Wombats are stout, stocky burrowing marsupials with powerful forearms and sharp claws for digging. A marsupial is a mammal that does not have a well-developed placenta and gives birth to immature and underdeveloped young, which it then continues to nurture, often in a pouch, until the young are able to fend for themselves. Wombats are about 3.3 feet (1 meter) long and weigh from about 55 to 88 pounds (25 to 40 kilograms). Their fur varies from gray to brown.

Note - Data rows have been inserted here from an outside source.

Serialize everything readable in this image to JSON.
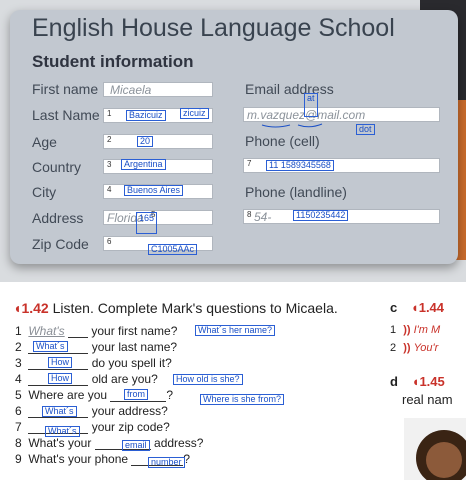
{
  "card": {
    "school_title": "English House Language School",
    "section_title": "Student information"
  },
  "form": {
    "first_name_label": "First name",
    "first_name_value": "Micaela",
    "last_name_label": "Last Name",
    "last_name_num": "1",
    "last_name_ink": "Bazicuiz",
    "last_name_ink2": "zicuiz",
    "age_label": "Age",
    "age_num": "2",
    "age_ink": "20",
    "country_label": "Country",
    "country_num": "3",
    "country_ink": "Argentina",
    "city_label": "City",
    "city_num": "4",
    "city_ink": "Buenos Aires",
    "address_label": "Address",
    "address_value": "Florida",
    "address_num": "5",
    "address_ink": "165",
    "zip_label": "Zip Code",
    "zip_num": "6",
    "zip_ink": "C1005AAc",
    "email_label": "Email address",
    "email_value": "m.vazquez@mail.com",
    "email_ink_at": "at",
    "email_ink_dot": "dot",
    "cell_label": "Phone (cell)",
    "cell_num": "7",
    "cell_ink": "11 1589345568",
    "landline_label": "Phone (landline)",
    "landline_num": "8",
    "landline_value": "54-",
    "landline_ink": "1150235442"
  },
  "exercise": {
    "number": "1.42",
    "instruction": "Listen. Complete Mark's questions to Micaela.",
    "q1": {
      "n": "1",
      "pre": "What's",
      "text": "your first name?",
      "ink": "What´s her name?"
    },
    "q2": {
      "n": "2",
      "ink": "What´s",
      "text": "your last name?"
    },
    "q3": {
      "n": "3",
      "ink": "How",
      "text": "do you spell it?"
    },
    "q4": {
      "n": "4",
      "ink": "How",
      "text": "old are you?",
      "ink2": "How old is she?"
    },
    "q5": {
      "n": "5",
      "text": "Where are you",
      "ink": "from",
      "end": "?",
      "ink2": "Where is she from?"
    },
    "q6": {
      "n": "6",
      "ink": "What´s",
      "text": "your address?"
    },
    "q7": {
      "n": "7",
      "ink": "What´s",
      "text": "your zip code?"
    },
    "q8": {
      "n": "8",
      "text": "What's your",
      "ink": "email",
      "end": "address?"
    },
    "q9": {
      "n": "9",
      "text": "What's your phone",
      "ink": "number",
      "end": "?"
    }
  },
  "right_column": {
    "c_letter": "c",
    "c_num": "1.44",
    "c_line1_n": "1",
    "c_line1": "I'm M",
    "c_line2_n": "2",
    "c_line2": "You'r",
    "d_letter": "d",
    "d_num": "1.45",
    "d_line": "real nam"
  },
  "colors": {
    "ink": "#1a4fc6",
    "accent_red": "#c9322a",
    "card": "#c2c8d0"
  }
}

All three species of wombat look similar. They have large heads, small ears and eyes, and short, strong necks. They have front teeth, incisors, that continue to grow throughout their life and must be worn down by the food they eat. The main physical difference among the three species is the presence or absence of hair on their nose. Male and female wombats look similar. The female has a backward-opening pouch in which she carries her young. In the past, fossils show that there were as many as nine species of wombat, including one that weighed 440 pounds (200 kilograms). Today the closest living relative of the wombat is the koala.

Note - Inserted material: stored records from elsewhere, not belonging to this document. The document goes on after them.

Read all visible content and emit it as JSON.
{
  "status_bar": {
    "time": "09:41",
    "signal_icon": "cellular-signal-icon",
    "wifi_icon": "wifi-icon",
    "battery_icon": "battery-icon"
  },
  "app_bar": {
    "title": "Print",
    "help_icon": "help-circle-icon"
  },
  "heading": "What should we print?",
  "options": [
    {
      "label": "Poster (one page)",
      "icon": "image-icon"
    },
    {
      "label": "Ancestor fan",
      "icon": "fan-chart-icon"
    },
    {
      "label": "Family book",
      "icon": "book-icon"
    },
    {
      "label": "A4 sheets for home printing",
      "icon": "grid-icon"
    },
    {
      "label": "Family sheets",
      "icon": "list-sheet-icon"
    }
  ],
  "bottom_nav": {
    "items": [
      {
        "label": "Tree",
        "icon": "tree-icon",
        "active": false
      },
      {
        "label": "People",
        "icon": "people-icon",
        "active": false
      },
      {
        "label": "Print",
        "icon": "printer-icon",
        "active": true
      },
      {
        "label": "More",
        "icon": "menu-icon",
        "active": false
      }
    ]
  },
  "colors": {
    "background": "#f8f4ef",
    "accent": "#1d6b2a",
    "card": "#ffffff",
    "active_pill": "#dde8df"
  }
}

Animal Life ResourceMammalsWombats: Vombatidae - Physical Characteristics, Behavior And Reproduction, Conservation Status, Common Wombat (vombatus Ursinus): Species Account - GEOGRAPHIC RANGE, HABITAT, DIET, WOMBATS AND PEOPLE